What will the commands be doing it this way. I have setup and configured the setting for the stepper in the TIC software and there is works well. Now just to get it to work on serial commands.
You can find a list of the available commands in the “Command Reference” section of the Tic user’s guide. Once you find the command you want to use, you can reference the “Serial command encoding” section to see how the format of that command should translate into the serial bytes (each format type has an example you can use to help understand how it works). You will also need to determine whether you want to use the Compact Protocol or the Pololu Protocol, which are described in that same section.
By the way, you might consider using the Pololu Serial Transmitter Utility to quickly and easily test different serial commands.
If you are having problems with a specific command, you can post details about what bytes you are trying to send and I would be glad to help.
Thank you for the quick response.
Okay I have now downloaded the Pololu Serial Transmitter utility and used the example to move to target command as the following in the 6-byte command.
0xE0 0x05 0x52 0x02 0x16 0x49
Do this tell me that it will move to target 05 steps then to location 52 steps etc?
Using it this way still did not do anything. Just to confirm will I be able to do this with a USB-FTDI module? Something like this Pololu USB AVR Programmer v2.1
I am not sure what you mean by this, but it does not sound like you understand what the command is doing from that question. Those 6-bytes are all being used to send one “Set target position” command. The “Set target position” command uses a 32-bit write format, so (as described in the “Serial command encoding” section I referred to previously) the first byte is the command byte (0xE0), and the next 5 bytes hold the 32-bits that specify the target position. Specifically, the second byte holds the most significant bits of the next 4 data bytes. Those next 4 bytes are broken up as shown in the color-coded example in the user’s guide, starting with the least significant byte.
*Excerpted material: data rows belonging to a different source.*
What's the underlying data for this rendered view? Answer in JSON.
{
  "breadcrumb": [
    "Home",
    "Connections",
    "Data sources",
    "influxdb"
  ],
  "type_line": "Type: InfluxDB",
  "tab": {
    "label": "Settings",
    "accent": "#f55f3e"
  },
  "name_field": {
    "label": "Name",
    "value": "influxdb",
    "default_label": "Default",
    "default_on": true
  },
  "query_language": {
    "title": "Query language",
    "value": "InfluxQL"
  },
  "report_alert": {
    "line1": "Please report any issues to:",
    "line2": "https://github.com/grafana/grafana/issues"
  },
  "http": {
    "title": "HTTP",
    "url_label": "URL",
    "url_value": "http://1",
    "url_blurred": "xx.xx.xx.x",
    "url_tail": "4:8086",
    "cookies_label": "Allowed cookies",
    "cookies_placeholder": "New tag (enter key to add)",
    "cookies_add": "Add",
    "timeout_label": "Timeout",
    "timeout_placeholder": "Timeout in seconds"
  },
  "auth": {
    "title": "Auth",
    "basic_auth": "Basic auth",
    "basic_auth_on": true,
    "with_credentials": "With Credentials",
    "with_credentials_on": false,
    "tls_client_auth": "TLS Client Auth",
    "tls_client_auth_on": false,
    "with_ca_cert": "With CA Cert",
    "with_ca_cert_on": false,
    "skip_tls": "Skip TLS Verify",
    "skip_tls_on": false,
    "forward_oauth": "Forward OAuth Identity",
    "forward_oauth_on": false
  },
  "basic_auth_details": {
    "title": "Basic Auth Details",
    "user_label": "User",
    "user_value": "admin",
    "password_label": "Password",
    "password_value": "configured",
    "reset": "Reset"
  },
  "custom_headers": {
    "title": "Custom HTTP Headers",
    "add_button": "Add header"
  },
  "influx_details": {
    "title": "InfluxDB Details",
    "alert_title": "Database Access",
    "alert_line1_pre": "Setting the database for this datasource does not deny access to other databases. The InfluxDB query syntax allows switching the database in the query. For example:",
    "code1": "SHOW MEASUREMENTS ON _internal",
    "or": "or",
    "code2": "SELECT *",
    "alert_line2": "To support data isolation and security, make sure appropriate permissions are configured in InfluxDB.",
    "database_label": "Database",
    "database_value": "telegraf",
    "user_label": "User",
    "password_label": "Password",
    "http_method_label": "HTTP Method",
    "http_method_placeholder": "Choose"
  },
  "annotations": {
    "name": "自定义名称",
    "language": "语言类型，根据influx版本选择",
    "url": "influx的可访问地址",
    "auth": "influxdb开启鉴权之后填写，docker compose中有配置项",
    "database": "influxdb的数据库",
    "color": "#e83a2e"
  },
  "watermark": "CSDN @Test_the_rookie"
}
Yes, you should be able to use something like our USB AVR Programmer to send serial signals to the Tic from your computer. If you are unable to get the commands to work using the example bytes from the user’s guide, there is likely something wrong with your setup. You should double check that you are using the same baud rate in the Serial Transmitter Utility that the Tic is configured for (9600 by default, but it is configurable in the “Input and motor settings” tab of the Tic Control Center). Also, you should monitor the Tic Control Center for any errors that might be stopping the command from taking effect. If the baud rates match and you are not receiving any errors, can you post some pictures of your setup that show all of your connections?
BrandonM, Apologies for the late reply. I struggled quite a bit with the direct bit commands so opted just to go with the arduino library instead. Thank you for your assistance on above.